“As someone who takes my responsibility as a role model very seriously, it is important to me that he, and UA, take public action to clearly communicate and reflect our common values,” Copeland said.

Johnson said Plank’s “words were divisive,” and went on: “I partner with brands I trust and with people who share my same values. That means a commitment to diversity, inclusion, community, open-mindedness and some serious hard work.”

The Under Armour backlash follows a rash of socially charged ads during Super Bowl LI, including companies such as 84 Lumber, Anheuser-Busch InBev, and Audi and Kia autos.

Last fall, San Francisco 49ers quarterback Colin Kaepernick refused to stand during the playing of the national anthem before games to protest the treatment of African Americans and other minorities in the United States. More recently, several members of the New England Patriots, winners of the Super Bowl, said they would not attend a Trump White House celebration to honor the team.

The sporting goods business has been disproportionately hit by the national split over Trump, who defeated Clinton after a highly divisive general election. The industry’s two big constituencies include fishermen and hunters on one side (known as the “cast and blast” crowd) and the hikers and crunchy granola types on the other. The hunters/fishermen tend to be Republican, and the hikers who buy North Face, Patagonia and other camping gear tend to be Democrats and liberals, said Horan of Sporting Goods Intelligence.

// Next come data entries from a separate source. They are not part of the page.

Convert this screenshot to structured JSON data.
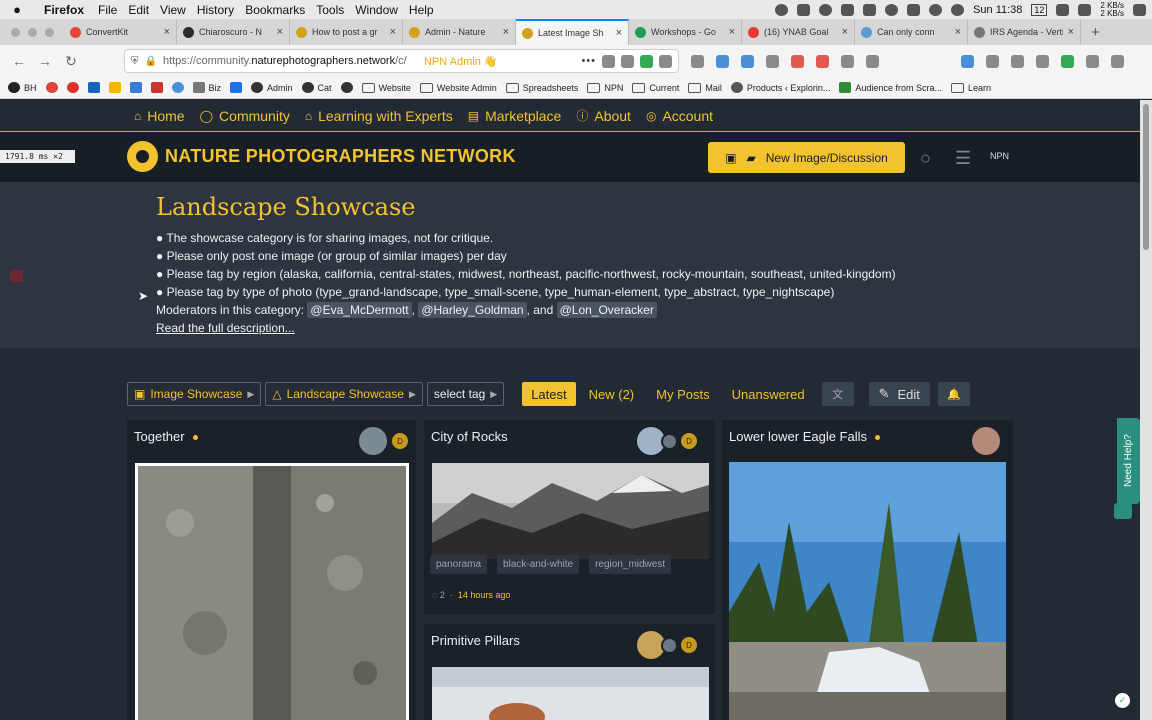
{
  "macos_menubar": {
    "app": "Firefox",
    "menus": [
      "File",
      "Edit",
      "View",
      "History",
      "Bookmarks",
      "Tools",
      "Window",
      "Help"
    ],
    "clock": "Sun 11:38",
    "battery": "12",
    "netspeed": [
      "2 KB/s",
      "2 KB/s"
    ]
  },
  "tabs": [
    {
      "title": "ConvertKit",
      "color": "#e0463a"
    },
    {
      "title": "Chiaroscuro - N",
      "color": "#2c2c2c"
    },
    {
      "title": "How to post a gr",
      "color": "#d1a31a"
    },
    {
      "title": "Admin - Nature",
      "color": "#d1a31a"
    },
    {
      "title": "Latest Image Sh",
      "color": "#d1a31a",
      "active": true
    },
    {
      "title": "Workshops - Go",
      "color": "#1e9e52"
    },
    {
      "title": "(16) YNAB Goal",
      "color": "#e53935"
    },
    {
      "title": "Can only conn",
      "color": "#5b9bd5"
    },
    {
      "title": "IRS Agenda - Verti",
      "color": "#777777"
    }
  ],
  "navbar": {
    "url_prefix": "https://community.",
    "url_domain": "naturephotographers.network",
    "url_path": "/c/",
    "admin_badge": "NPN Admin 👋"
  },
  "bookmarks": [
    "BH",
    "Biz",
    "Admin",
    "Cat",
    "Website",
    "Website Admin",
    "Spreadsheets",
    "NPN",
    "Current",
    "Mail",
    "Products ‹ Explorin...",
    "Audience from Scra...",
    "Learn"
  ],
  "site_nav": [
    "Home",
    "Community",
    "Learning with Experts",
    "Marketplace",
    "About",
    "Account"
  ],
  "header": {
    "logo_text": "NATURE PHOTOGRAPHERS NETWORK",
    "new_button": "New Image/Discussion",
    "npn_label": "NPN"
  },
  "timing": "1791.8 ms ×2",
  "category": {
    "title": "Landscape Showcase",
    "bullets": [
      "● The showcase category is for sharing images, not for critique.",
      "● Please only post one image (or group of similar images) per day",
      "● Please tag by region (alaska, california, central-states, midwest, northeast, pacific-northwest, rocky-mountain, southeast, united-kingdom)",
      "● Please tag by type of photo (type_grand-landscape, type_small-scene, type_human-element, type_abstract, type_nightscape)"
    ],
    "moderators_prefix": "Moderators in this category:",
    "moderators": [
      "@Eva_McDermott",
      "@Harley_Goldman",
      "@Lon_Overacker"
    ],
    "sep_comma": ",",
    "sep_and": ", and",
    "read_more": "Read the full description..."
  },
  "filters": {
    "image_showcase": "Image Showcase",
    "landscape_showcase": "Landscape Showcase",
    "select_tag": "select tag",
    "latest": "Latest",
    "new": "New (2)",
    "my_posts": "My Posts",
    "unanswered": "Unanswered",
    "edit": "Edit"
  },
  "topics": {
    "together": {
      "title": "Together"
    },
    "city_of_rocks": {
      "title": "City of Rocks",
      "tags": [
        "panorama",
        "black-and-white",
        "region_midwest"
      ],
      "replies": "2",
      "separator": "·",
      "ago": "14 hours ago"
    },
    "primitive_pillars": {
      "title": "Primitive Pillars"
    },
    "eagle_falls": {
      "title": "Lower lower Eagle Falls"
    }
  },
  "help_tab": "Need Help?",
  "colors": {
    "accent": "#f2c230",
    "banner": "#2e3540",
    "background": "#222a33"
  }
}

The other big group are millennials, who buy Nike, Under Armour and Adidas, who are responding to the idea of using your wallet to advance the conversation. Just about everything seems to take a pro- or anti-Trump connotation,” Horan said. “There are all kinds of things where athletes and CEOs disagree.”